Inside Look: Barbara Leigh Smith Bodichon’s Ventnor, Isle of Wight (1856) and “the Garden of England”
March 29, 2019
In early February, I was invited to facilitate a discussion in the galleries focused on a work of art in the Delaware Art Museum’s collection: Barbara Leigh Smith Bodichon’s Ventnor, Isle of Wight (1856). As a light-sensitive work on paper, this exquisite landscape is only on view for a few months each year. Museum visitors were lucky enough to see this recently acquired, large-scale watercolor when it was installed in the Pre-Raphaelite galleries accompanying the temporary exhibition Politics and Paint: Barbara Bodichon and the Pre-Raphaelite Brotherhood. I appreciated the opportunity to spend time with museumgoers looking closely at this work. As we studied it together, we noticed that the idyllic scene evoked a sense of calm and serenity. As we continued to look, our discussion soon led to questions about the artist herself and the significance of the landscape she chose to depict.

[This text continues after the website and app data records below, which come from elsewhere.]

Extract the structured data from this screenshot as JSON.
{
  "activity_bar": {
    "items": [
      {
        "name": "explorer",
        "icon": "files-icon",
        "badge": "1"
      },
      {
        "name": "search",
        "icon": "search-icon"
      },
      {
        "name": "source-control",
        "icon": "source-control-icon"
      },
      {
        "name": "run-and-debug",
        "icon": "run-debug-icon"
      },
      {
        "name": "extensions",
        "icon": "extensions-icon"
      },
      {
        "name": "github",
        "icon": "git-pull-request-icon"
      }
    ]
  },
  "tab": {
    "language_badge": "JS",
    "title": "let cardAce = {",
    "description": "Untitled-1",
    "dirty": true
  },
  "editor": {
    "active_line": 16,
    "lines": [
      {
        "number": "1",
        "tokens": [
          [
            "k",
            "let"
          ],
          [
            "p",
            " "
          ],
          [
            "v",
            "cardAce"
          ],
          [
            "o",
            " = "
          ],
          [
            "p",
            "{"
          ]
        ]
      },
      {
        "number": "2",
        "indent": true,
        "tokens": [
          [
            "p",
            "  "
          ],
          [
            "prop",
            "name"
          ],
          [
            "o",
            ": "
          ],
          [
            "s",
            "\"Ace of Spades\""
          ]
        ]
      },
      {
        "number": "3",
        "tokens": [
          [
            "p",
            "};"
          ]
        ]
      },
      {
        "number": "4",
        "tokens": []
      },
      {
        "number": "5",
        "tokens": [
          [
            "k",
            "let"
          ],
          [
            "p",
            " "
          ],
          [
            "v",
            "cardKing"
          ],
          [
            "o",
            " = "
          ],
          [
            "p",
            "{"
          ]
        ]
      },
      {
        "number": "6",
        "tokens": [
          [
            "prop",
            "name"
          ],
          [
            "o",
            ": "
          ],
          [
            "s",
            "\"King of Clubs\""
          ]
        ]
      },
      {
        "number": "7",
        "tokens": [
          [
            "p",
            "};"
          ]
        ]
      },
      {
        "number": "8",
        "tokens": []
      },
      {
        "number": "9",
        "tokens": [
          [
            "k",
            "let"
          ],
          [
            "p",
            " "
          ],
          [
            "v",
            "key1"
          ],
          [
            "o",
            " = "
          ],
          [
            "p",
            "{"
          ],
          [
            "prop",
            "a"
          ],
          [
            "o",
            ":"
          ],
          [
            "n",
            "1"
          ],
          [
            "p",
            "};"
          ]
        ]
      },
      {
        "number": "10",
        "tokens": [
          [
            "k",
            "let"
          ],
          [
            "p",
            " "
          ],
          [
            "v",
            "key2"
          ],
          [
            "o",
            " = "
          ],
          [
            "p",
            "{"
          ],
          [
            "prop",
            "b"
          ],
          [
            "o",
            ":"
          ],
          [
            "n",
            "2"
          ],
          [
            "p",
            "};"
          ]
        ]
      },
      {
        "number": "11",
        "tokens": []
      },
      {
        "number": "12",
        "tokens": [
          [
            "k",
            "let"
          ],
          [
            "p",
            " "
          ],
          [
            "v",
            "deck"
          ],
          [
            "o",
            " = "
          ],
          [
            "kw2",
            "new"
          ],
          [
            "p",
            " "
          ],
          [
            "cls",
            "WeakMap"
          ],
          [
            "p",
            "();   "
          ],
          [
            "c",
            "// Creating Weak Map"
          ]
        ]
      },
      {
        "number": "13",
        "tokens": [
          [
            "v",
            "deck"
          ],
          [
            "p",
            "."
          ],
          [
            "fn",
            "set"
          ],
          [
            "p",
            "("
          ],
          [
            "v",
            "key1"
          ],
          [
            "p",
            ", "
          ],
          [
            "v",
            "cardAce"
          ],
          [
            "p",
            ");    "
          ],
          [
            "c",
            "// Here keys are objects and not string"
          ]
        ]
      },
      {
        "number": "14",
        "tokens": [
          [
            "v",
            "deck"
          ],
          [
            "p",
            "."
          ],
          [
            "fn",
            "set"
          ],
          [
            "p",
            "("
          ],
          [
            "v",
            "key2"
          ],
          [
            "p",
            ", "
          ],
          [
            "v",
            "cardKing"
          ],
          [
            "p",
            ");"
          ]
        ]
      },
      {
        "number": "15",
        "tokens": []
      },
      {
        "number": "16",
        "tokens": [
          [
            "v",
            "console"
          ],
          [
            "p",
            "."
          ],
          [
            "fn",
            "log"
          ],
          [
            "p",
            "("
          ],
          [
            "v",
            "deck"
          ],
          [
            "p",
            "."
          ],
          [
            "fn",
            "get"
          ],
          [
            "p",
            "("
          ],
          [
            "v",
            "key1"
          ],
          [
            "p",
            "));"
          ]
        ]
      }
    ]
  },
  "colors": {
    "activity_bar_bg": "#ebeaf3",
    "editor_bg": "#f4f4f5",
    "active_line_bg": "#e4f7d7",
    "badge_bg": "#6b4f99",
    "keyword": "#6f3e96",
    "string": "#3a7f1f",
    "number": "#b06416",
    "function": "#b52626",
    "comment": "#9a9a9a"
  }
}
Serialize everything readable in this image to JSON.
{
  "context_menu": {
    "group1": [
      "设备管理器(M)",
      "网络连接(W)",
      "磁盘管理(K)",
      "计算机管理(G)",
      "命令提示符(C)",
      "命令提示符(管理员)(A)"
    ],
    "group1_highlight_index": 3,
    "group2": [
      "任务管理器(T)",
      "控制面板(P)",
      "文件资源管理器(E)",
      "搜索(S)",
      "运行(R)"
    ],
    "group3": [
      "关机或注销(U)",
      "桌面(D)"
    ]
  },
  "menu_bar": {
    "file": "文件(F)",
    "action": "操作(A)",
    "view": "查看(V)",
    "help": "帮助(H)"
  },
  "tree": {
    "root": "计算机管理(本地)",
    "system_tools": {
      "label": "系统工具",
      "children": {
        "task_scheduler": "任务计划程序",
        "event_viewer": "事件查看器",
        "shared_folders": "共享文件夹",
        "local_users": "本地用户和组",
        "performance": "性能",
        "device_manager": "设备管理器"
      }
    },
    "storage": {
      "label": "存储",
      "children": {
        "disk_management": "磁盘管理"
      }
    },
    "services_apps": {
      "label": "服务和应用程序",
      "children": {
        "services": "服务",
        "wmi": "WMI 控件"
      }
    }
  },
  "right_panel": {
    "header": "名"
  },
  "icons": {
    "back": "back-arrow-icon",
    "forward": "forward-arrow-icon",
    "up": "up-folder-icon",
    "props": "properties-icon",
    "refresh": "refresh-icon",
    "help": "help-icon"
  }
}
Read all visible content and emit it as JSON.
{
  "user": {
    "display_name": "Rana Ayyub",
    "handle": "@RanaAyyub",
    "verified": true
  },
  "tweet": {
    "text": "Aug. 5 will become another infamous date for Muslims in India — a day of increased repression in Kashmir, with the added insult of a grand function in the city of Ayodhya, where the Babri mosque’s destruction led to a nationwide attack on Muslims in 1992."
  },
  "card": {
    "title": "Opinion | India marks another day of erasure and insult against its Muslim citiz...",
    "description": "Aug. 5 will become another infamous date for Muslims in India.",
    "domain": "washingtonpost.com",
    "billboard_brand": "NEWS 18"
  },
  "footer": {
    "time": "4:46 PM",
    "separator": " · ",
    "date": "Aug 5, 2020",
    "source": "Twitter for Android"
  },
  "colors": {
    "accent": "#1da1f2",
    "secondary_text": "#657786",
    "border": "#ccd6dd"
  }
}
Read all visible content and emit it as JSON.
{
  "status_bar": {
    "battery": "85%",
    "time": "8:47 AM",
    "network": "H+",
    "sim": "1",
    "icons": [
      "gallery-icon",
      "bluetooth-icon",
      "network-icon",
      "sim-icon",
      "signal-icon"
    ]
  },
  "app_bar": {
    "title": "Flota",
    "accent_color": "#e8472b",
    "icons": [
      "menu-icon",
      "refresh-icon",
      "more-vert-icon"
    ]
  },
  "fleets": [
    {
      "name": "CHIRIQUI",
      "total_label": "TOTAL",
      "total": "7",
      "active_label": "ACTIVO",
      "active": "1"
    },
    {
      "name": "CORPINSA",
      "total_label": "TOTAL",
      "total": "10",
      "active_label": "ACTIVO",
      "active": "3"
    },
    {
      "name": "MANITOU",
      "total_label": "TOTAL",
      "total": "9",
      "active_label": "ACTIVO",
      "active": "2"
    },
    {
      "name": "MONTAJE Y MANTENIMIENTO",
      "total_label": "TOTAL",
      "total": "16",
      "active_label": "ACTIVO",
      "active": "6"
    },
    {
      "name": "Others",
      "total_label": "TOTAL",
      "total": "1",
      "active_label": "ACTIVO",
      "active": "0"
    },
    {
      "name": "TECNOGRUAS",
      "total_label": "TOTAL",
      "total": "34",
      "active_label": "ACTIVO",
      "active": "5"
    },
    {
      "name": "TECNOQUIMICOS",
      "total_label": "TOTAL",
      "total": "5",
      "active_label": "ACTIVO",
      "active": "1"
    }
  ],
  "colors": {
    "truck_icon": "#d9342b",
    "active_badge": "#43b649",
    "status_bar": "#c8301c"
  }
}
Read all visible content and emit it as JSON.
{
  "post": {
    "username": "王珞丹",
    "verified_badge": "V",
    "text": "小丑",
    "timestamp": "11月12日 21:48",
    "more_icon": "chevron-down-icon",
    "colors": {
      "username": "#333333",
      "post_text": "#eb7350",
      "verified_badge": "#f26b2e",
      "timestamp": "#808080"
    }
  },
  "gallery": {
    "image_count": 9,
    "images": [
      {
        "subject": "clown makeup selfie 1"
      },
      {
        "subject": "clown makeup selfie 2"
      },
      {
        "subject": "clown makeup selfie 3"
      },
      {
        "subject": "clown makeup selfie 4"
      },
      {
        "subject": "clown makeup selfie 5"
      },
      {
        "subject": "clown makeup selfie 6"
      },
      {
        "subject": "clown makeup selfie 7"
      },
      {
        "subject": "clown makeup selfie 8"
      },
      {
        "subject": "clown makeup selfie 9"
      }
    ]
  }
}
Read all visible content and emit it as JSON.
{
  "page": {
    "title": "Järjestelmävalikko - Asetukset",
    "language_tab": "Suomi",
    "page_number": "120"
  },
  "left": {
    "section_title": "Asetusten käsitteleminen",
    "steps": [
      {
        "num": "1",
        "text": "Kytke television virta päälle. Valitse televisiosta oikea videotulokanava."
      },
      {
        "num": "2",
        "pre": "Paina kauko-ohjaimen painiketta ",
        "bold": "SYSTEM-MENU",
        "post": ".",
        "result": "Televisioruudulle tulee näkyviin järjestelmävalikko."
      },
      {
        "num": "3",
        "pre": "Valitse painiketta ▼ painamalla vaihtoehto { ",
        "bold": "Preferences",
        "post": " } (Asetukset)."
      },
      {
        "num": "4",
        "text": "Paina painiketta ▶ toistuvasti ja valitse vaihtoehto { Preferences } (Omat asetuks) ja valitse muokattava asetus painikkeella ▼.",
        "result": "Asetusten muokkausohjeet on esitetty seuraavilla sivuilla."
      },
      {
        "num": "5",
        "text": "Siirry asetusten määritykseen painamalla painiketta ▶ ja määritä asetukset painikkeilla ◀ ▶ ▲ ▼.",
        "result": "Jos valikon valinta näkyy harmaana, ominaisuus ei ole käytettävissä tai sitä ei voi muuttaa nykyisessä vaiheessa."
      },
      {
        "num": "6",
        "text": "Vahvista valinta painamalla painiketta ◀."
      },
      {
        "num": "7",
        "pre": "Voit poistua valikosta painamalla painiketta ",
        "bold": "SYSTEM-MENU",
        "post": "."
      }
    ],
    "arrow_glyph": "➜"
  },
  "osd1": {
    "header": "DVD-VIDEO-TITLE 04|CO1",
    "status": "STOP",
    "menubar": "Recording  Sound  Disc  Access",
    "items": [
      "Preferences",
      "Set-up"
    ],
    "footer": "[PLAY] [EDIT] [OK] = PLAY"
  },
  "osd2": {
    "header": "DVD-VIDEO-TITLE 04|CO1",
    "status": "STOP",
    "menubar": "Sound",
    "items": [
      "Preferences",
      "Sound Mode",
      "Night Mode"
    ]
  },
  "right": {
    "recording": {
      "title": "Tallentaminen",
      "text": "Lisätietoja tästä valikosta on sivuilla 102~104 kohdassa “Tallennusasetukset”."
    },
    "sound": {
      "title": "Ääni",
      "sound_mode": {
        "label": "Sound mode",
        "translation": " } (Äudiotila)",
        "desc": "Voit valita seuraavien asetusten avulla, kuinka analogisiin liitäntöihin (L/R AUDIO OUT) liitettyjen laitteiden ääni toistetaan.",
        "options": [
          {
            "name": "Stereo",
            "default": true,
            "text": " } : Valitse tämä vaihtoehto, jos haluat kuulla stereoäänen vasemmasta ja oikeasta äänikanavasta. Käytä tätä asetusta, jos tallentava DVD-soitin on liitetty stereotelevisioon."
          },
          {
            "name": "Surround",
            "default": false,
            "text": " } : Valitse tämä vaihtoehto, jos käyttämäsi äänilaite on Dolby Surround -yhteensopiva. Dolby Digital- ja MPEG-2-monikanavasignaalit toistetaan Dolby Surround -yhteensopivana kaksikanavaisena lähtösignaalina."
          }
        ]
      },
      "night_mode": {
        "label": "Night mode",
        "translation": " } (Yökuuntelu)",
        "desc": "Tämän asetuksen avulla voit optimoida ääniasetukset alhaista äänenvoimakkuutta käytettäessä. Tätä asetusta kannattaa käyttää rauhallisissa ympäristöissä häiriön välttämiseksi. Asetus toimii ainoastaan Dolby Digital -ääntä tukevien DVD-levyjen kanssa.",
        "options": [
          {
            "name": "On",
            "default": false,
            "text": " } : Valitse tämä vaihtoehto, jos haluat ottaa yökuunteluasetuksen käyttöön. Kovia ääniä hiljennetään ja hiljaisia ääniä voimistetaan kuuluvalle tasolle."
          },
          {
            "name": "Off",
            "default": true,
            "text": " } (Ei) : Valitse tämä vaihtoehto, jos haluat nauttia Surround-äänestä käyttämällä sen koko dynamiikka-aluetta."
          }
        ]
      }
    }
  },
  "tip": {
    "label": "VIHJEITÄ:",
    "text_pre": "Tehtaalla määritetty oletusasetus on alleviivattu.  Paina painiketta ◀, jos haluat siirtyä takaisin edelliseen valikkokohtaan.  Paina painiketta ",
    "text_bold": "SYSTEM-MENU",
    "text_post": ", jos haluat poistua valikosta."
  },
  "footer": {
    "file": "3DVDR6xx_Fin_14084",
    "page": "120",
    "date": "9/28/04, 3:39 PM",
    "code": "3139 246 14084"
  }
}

We discussed the artist’s inscription—“Ventor IoW”—which helps to locate this scene. The view is actually to the east of Ventor, near the village of Luccombe, and includes a blanket of grasses, moss-covered boulders, and bare, sheer cliffs on the far left that descend into the pale blue of Shanklin Bay. Culver Cliff can be seen in the distance, obscured by the glowing pink and yellow wispy clouds streaking across the sky. . Once we knew where Bodichon was when she made this picture, it was natural to ask why she choose that spot.
One might assume that the artist was simply drawn to the Isle of Wight by the promise of charming vistas. The island featured a variety of inviting landscapes, fresh air, and rich, fertile soil. This locale boasted views that, as one nineteenth-century visitor’s guide exclaimed, “at once charm the eye and animate the soul!” Located only four miles off the southern coast of England, nearest to the coastal city of Portsmouth, the island had become a magnet for artists and tourists by the mid-nineteenth century. After Queen Victoria built Osborne House (her summer home and rural retreat in East Cowes on the northern part of the island), Isle of Wight quickly became a favored holiday destination. Lord Alfred Tennyson and Charles Dickens, as well as the French painter Berthe Morisot and various members of European royalty, all flocked to the newly built coastal resorts.
Isle of Wight also earned a reputation early in the century as a popular health retreat. Physicians of the time extolled the health benefits of the local water and air. It is likely that Bodichon completed this scene during two months spent on the island in January, 1856. She initially traveled to the Isle of Wight on a painting expedition with her friend and fellow artist, Anna Mary Howitt. She extended her stay through February to help care for her sister, Bella, who was suffering from tuberculosis. Bodichon accompanied Bella to the Royal Hotel at Ventnor to recover.
After our discussion of the history of the island, and its significance to Bodichon, the visitors and I turned to aspects of the artist’s technique—from the scratching-out she employed in the foreground to depict the woody brush to the thin washes of color used in the clouds, dappled with the rich warm tones of the setting sun. Bodichon followed many of the founding precepts of the Pre-Raphaelite movement, including a realistic style, use of brilliant colors, and a desire to work outside to capture precise light effects. John Ruskin, a leading art critic and early supporter of the movement, advocated for this. He encouraged the young artists of England to “go to nature, rejecting nothing.” And, indeed, it seems that Bodichon took this appeal to heart. Dante Gabriel Rossetti once noted that she “thinks nothing of climbing up a mountain in breeches, or wading through a stream in none, in the sacred name of pigment.” The lush wilderness Bodichon depicts in Ventnor, Isle of Wight suggests such a journey. The visitors and I imagined the difficulties she must have encountered while hiking through brush and scaling boulders to find just the right landscape.
When the work was exhibited at the Royal Academy in the summer of 1856, it was hailed by William Michael Rossetti as an example of “real Pre-Raphaelism.” We wondered if it was these technical aspects of the picture that stood out to Rossetti. This focus on technique led the visitors to the delightful discovery of two rabbits frocking in the foreground. Thinly painted in a blue-green hue, they almost disappear in to the greenery of the surrounding grasses. We wondered whether this was a hidden treasure left by Bodichon for her viewers to find. If so, our pause for a long, careful look at this peaceful landscape was rewarded with a deeper appreciation for the artist and the history surrounding the location she depicted.Genevieve Westerby
University of Delaware